Changing the Format of Retrieved Rows in PHP Database

So far, fetch() has been returning rows from the database as combined numerically and string-indexed arrays. This makes for concise and easy interpolation of values in double-quoted strings—but it can also be problematic. Trying to remember, for example, which column from the SELECT query corresponds to element 6 in the result array can be difficult and error-prone. Some string column names might require quoting to interpolate properly. And having the PHP engine set up numeric indexes and string indexes is wasteful if you don’t need them both. Fortunately, PDO lets you specify that you’d prefer to have each result row delivered in a different way. Pass an alternate fetch style to fetch() or fetchAll() as a first argument and you get your row back as only a numeric array, only a string array, or an object.

To get a row back as an array with only numeric keys, pass PDO::FETCH_NUM as the first argument to fetch() or fetchAll(). To get an array with only string keys, use PDO::FETCH_ASSOC (remember that string-keyed arrays are sometimes called “asso­ciative” arrays).

To get a row back as an object instead of an array, use PDO::FETCH_OBJ. The object that’s returned for each row has property names that correspond to column names.

Example 8-43 shows these alternate fetch styles in action.

Example 8-43. Using a different fetch style

// With numeric indexes only, it’s easy to join the values together

$q = $db->query(‘SELECT dish_name, price FROM dishes’);

while ($row = $q->fetch(PDO::FETCH_NUM)) {

print implode(‘, ‘, $row) . “\n”;


// With an object, property access syntax gets you the values

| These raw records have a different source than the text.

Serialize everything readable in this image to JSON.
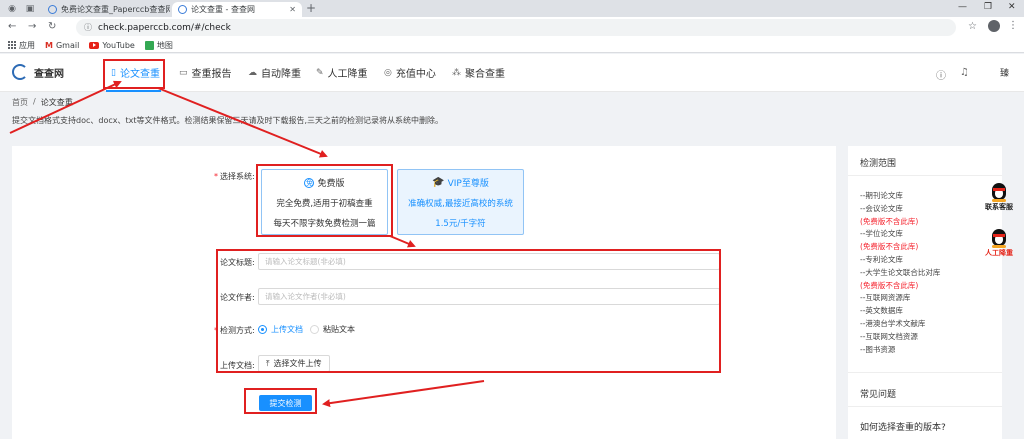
{
  "browser": {
    "tabs": [
      {
        "title": "免费论文查重_Paperccb查查网论"
      },
      {
        "title": "论文查重 - 查查网"
      }
    ],
    "url": "check.paperccb.com/#/check",
    "bookmarks": [
      "应用",
      "Gmail",
      "YouTube",
      "地图"
    ]
  },
  "header": {
    "logo_text": "查查网",
    "nav": [
      "论文查重",
      "查重报告",
      "自动降重",
      "人工降重",
      "充值中心",
      "聚合查重"
    ],
    "user": "臻"
  },
  "breadcrumb": {
    "home": "首页",
    "sep": "/",
    "current": "论文查重"
  },
  "notice": "提交文档格式支持doc、docx、txt等文件格式。检测结果保留三天请及时下载报告,三天之前的检测记录将从系统中删除。",
  "form": {
    "system_label": "选择系统:",
    "free": {
      "title": "免费版",
      "line1": "完全免费,适用于初稿查重",
      "line2": "每天不限字数免费检测一篇"
    },
    "vip": {
      "title": "VIP至尊版",
      "line1": "准确权威,最接近高校的系统",
      "line2": "1.5元/千字符"
    },
    "title_label": "论文标题:",
    "title_placeholder": "请输入论文标题(非必填)",
    "author_label": "论文作者:",
    "author_placeholder": "请输入论文作者(非必填)",
    "method_label": "检测方式:",
    "method_options": [
      "上传文档",
      "粘贴文本"
    ],
    "method_selected": "上传文档",
    "upload_label": "上传文档:",
    "upload_button": "选择文件上传",
    "submit": "提交检测"
  },
  "sidebar": {
    "scope_title": "检测范围",
    "scope_items": [
      {
        "text": "--期刊论文库",
        "red": false
      },
      {
        "text": "--会议论文库",
        "red": false
      },
      {
        "text": "(免费版不含此库)",
        "red": true
      },
      {
        "text": "--学位论文库",
        "red": false
      },
      {
        "text": "(免费版不含此库)",
        "red": true
      },
      {
        "text": "--专利论文库",
        "red": false
      },
      {
        "text": "--大学生论文联合比对库",
        "red": false
      },
      {
        "text": "(免费版不含此库)",
        "red": true
      },
      {
        "text": "--互联网资源库",
        "red": false
      },
      {
        "text": "--英文数据库",
        "red": false
      },
      {
        "text": "--港澳台学术文献库",
        "red": false
      },
      {
        "text": "--互联网文档资源",
        "red": false
      },
      {
        "text": "--图书资源",
        "red": false
      }
    ],
    "faq_title": "常见问题",
    "faq_item": "如何选择查重的版本?"
  },
  "floating": {
    "qq1": "联系客服",
    "qq2": "人工降重"
  }
}
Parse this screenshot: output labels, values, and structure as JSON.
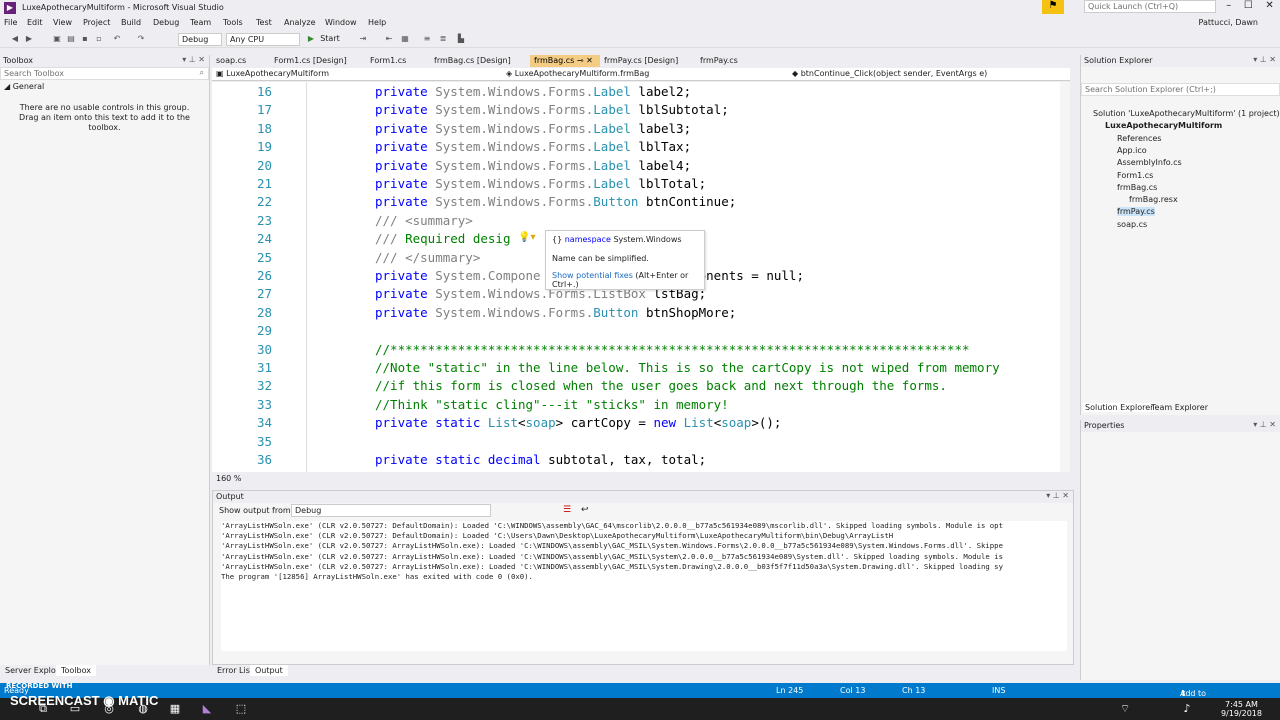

$q = $db->query(‘SELECT dish_name, price FROM dishes’);

while ($row = $q->fetch(PDO::FETCH_OBJ)) {

print “{$row->dish_name} has price {$row->price} \n”;


If you want to use an alternate fetch style repeatedly, you can set the default for a par­ticular statement for all queries you issue on a given connection. To set the default for a statement, call setFetchMode() on your PDOStatement object, as shown in Example 8-44.

Example 8-44. Setting a default fetch style on a statement

$q = $db->query(‘SELECT dish_name, price FROM dishes’);

// No need to pass anything to fetch(); setFetchMode()

// takes care of it


while($row = $q->fetch()) {

print implode(‘, ‘, $row) . “\n”;


To set the default fetch style for everything, use setAttributeQ to set the PDO::ATTR_DEFAULT_FETCH_MODE attribute on your database connection, like this:

// No need to call setFetchMode() or pass anything to fetch();

// setAttribute() takes care of it


$q = $db->query(‘SELECT dish_name, price FROM dishes’);

while ($row = $q->fetch()) {

print implode(‘, ‘, $row) . “\n”;


$anotherQuery = $db->query(‘SELECT dish_name FROM dishes WHERE price < 5’);

// Each subarray in $moreDishes is numerically indexed, too

$moreDishes = $anotherQuery->fetchAll();

Source: Sklar David (2016), Learning PHP: A Gentle Introduction to the Web’s Most Popular Language, O’Reilly Media; 1st edition.

Leave a Reply

Your email address will not be published. Required fields are marked *